• _Try it_
Your answer should hold every line of the records below that contains the string "ISIS".

Data items
=== Begin Enclosure ===

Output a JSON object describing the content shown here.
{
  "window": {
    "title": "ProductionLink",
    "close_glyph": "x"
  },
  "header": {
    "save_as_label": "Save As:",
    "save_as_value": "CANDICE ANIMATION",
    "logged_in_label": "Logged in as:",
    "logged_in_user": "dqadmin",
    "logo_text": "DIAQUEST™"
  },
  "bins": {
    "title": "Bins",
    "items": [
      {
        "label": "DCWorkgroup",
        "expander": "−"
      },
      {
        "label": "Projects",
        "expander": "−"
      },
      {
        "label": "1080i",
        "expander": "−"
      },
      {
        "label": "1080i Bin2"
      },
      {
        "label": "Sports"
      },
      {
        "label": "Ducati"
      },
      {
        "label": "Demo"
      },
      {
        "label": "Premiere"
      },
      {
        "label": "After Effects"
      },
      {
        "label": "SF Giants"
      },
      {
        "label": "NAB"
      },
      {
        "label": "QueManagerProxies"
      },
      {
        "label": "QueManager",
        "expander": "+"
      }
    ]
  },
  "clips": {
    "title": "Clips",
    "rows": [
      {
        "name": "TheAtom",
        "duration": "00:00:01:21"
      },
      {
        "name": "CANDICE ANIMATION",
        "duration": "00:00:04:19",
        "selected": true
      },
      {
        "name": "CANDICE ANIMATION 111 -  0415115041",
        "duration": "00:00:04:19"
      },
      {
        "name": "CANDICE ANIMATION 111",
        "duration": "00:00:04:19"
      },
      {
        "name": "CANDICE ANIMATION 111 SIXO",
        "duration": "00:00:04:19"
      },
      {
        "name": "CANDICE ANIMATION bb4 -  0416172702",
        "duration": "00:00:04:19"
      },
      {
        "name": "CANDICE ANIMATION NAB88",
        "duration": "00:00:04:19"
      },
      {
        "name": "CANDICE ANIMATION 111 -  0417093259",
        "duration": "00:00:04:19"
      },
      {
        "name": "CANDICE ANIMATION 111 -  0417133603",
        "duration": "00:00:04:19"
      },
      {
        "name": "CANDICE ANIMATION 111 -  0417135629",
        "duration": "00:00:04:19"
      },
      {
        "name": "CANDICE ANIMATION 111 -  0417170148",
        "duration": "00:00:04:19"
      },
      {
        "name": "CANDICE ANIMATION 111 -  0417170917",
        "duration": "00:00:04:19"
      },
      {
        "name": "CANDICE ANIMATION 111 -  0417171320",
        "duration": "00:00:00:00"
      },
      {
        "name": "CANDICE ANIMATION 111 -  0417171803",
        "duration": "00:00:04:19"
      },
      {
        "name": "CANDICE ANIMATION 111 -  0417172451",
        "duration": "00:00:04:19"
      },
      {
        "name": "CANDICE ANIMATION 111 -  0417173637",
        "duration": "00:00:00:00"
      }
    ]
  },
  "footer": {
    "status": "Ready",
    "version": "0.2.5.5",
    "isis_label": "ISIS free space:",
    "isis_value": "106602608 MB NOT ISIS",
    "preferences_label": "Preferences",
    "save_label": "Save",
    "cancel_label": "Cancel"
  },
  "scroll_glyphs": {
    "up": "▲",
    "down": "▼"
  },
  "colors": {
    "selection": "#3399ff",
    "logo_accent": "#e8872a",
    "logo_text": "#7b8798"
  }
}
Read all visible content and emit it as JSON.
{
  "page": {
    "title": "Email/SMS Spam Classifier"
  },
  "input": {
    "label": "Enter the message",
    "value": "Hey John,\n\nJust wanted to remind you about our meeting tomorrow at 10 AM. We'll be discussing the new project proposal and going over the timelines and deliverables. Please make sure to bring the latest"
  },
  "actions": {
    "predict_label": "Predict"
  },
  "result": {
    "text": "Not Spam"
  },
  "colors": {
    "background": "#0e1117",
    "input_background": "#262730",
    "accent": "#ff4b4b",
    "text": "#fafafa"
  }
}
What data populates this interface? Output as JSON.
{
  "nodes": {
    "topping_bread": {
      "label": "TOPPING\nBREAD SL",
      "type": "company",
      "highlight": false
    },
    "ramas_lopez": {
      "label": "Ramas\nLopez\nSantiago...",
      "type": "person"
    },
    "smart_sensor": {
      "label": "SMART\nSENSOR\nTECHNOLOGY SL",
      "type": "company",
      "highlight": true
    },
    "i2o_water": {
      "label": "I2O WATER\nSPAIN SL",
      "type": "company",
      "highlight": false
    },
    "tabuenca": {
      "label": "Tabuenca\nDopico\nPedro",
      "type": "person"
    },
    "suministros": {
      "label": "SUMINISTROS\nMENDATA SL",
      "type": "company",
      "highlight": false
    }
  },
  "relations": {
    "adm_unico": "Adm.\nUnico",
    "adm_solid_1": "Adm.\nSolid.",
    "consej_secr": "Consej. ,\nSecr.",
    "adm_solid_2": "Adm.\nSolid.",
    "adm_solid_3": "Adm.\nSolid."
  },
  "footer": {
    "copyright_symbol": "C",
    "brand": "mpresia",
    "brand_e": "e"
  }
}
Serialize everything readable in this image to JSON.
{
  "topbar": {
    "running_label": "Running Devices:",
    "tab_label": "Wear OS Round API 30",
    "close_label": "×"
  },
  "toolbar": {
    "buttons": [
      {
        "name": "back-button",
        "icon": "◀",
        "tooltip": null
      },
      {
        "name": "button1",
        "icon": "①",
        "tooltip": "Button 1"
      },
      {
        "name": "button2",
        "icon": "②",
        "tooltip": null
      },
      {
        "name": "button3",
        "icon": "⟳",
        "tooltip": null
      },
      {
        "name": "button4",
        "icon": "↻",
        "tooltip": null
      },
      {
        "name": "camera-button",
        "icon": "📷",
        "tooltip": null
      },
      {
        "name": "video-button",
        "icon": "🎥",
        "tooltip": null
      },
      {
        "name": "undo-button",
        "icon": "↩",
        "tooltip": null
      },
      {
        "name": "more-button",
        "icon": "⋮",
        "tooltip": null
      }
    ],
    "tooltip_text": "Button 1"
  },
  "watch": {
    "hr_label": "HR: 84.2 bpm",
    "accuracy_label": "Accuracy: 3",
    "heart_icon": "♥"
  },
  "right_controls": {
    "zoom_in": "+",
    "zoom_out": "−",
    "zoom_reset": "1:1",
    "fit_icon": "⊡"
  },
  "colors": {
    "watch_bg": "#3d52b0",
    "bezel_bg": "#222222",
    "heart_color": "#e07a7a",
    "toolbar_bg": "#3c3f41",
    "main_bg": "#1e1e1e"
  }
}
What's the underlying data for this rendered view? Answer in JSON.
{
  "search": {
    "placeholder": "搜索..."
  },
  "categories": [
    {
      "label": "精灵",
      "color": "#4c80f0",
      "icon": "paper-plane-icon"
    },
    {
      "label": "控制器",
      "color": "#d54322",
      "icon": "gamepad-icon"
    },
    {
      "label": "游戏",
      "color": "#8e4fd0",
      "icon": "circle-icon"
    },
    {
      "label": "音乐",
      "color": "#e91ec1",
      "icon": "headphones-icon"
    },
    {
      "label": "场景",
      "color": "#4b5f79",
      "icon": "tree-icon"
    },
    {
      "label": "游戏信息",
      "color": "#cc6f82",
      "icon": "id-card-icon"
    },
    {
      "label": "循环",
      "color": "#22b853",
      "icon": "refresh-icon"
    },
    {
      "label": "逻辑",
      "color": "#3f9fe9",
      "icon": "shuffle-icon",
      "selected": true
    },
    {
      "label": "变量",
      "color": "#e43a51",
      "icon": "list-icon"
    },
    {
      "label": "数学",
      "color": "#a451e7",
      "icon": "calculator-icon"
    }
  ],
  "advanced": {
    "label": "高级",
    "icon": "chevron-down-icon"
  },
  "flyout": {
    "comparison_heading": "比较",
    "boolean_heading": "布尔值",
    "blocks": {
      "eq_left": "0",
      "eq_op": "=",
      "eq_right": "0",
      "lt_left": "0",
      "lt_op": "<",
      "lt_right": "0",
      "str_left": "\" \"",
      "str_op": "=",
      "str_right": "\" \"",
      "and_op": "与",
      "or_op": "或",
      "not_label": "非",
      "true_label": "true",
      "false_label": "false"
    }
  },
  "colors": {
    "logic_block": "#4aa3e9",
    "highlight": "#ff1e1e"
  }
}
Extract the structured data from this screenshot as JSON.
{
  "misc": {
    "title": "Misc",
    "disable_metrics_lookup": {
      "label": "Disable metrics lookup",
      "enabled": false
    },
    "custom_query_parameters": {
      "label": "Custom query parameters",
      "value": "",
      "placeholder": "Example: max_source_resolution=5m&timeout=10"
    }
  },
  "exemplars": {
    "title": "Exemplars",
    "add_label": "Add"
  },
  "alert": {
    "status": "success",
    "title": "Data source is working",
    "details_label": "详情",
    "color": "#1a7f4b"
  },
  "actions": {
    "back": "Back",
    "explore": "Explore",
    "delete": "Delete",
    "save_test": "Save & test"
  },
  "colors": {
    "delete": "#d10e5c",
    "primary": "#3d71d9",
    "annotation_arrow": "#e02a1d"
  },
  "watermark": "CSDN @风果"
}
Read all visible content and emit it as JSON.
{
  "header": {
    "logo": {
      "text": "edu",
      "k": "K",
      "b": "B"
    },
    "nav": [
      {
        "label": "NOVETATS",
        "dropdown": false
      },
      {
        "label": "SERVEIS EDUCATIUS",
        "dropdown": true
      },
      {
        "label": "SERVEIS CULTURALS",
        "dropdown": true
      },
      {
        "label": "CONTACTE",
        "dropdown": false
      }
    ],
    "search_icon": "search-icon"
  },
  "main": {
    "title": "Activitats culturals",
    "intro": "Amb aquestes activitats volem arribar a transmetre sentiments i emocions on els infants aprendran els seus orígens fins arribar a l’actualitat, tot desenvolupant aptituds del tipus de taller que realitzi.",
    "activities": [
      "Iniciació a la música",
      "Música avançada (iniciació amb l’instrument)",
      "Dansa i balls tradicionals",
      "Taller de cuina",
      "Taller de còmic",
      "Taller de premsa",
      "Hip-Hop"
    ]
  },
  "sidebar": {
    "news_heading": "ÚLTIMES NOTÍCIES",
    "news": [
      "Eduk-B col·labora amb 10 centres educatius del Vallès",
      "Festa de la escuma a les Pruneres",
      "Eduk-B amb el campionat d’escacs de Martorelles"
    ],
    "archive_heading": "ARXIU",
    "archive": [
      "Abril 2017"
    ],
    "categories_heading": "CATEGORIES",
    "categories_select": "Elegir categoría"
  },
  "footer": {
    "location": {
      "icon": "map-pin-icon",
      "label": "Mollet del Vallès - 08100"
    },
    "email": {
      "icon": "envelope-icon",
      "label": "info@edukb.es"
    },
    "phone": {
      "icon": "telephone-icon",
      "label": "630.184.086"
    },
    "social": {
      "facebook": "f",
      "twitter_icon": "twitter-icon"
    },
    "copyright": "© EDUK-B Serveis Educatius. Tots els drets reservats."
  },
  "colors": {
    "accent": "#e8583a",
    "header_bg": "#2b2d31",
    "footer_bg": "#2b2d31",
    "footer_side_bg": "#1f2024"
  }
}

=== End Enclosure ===

• _Task output_
    "isis_label": "ISIS free space:",
    "isis_value": "106602608 MB NOT ISIS",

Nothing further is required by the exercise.